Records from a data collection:
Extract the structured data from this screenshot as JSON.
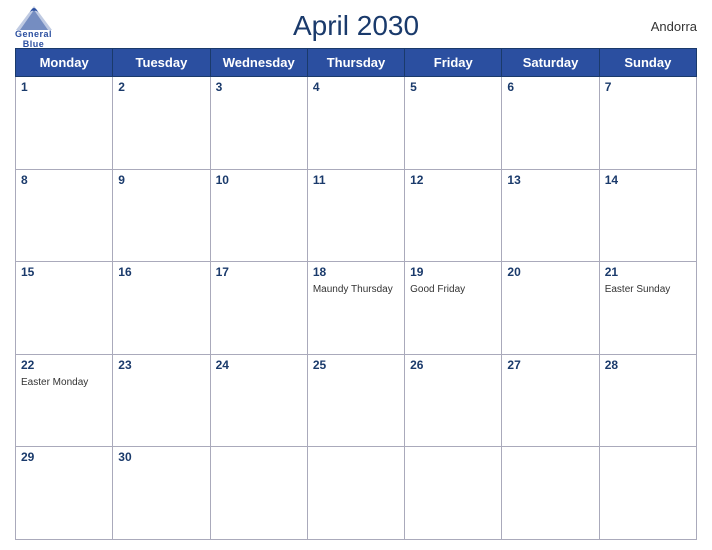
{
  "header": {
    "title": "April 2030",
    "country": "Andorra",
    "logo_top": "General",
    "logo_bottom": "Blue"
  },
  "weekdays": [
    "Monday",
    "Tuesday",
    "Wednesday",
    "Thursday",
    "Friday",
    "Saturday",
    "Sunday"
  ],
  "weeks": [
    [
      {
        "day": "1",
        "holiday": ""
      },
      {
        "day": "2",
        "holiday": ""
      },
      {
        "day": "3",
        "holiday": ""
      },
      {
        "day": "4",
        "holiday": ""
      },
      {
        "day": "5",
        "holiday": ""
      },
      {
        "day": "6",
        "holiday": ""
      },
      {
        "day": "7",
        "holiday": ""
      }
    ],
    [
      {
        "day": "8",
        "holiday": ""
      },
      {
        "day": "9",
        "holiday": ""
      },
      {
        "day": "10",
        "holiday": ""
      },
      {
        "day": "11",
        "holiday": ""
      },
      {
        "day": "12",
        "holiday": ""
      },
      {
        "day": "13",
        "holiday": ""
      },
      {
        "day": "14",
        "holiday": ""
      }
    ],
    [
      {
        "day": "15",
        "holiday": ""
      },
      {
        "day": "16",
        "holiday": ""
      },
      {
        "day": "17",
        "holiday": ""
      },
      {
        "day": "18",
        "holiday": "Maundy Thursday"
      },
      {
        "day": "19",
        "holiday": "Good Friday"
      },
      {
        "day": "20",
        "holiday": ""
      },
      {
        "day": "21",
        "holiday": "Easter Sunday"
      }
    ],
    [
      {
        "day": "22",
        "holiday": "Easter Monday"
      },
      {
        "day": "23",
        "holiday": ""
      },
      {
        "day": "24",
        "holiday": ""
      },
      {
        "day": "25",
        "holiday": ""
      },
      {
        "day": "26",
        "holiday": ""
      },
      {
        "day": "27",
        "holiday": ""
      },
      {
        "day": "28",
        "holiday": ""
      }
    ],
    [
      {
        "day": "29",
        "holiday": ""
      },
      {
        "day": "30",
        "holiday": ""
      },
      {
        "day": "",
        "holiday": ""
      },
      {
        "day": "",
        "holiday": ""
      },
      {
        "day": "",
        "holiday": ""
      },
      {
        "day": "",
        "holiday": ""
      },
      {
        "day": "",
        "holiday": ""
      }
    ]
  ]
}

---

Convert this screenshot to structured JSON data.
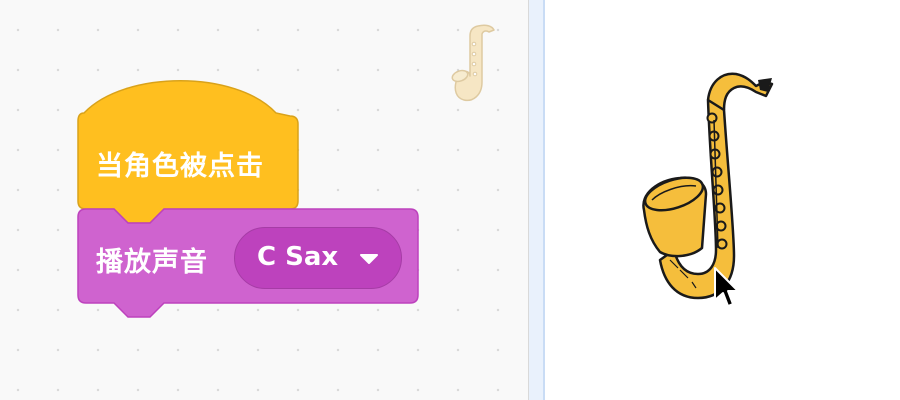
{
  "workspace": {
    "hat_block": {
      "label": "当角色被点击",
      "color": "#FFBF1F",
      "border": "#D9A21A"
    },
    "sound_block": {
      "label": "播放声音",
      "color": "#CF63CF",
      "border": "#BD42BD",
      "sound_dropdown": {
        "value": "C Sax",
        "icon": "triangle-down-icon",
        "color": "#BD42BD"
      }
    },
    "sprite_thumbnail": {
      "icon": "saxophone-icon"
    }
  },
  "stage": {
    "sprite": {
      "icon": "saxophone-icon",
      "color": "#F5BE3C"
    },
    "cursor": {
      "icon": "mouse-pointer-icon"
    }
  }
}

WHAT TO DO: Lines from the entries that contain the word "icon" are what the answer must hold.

RESULT OF THE TASK:
        "icon": "triangle-down-icon",
      "icon": "saxophone-icon"
      "icon": "saxophone-icon",
      "icon": "mouse-pointer-icon"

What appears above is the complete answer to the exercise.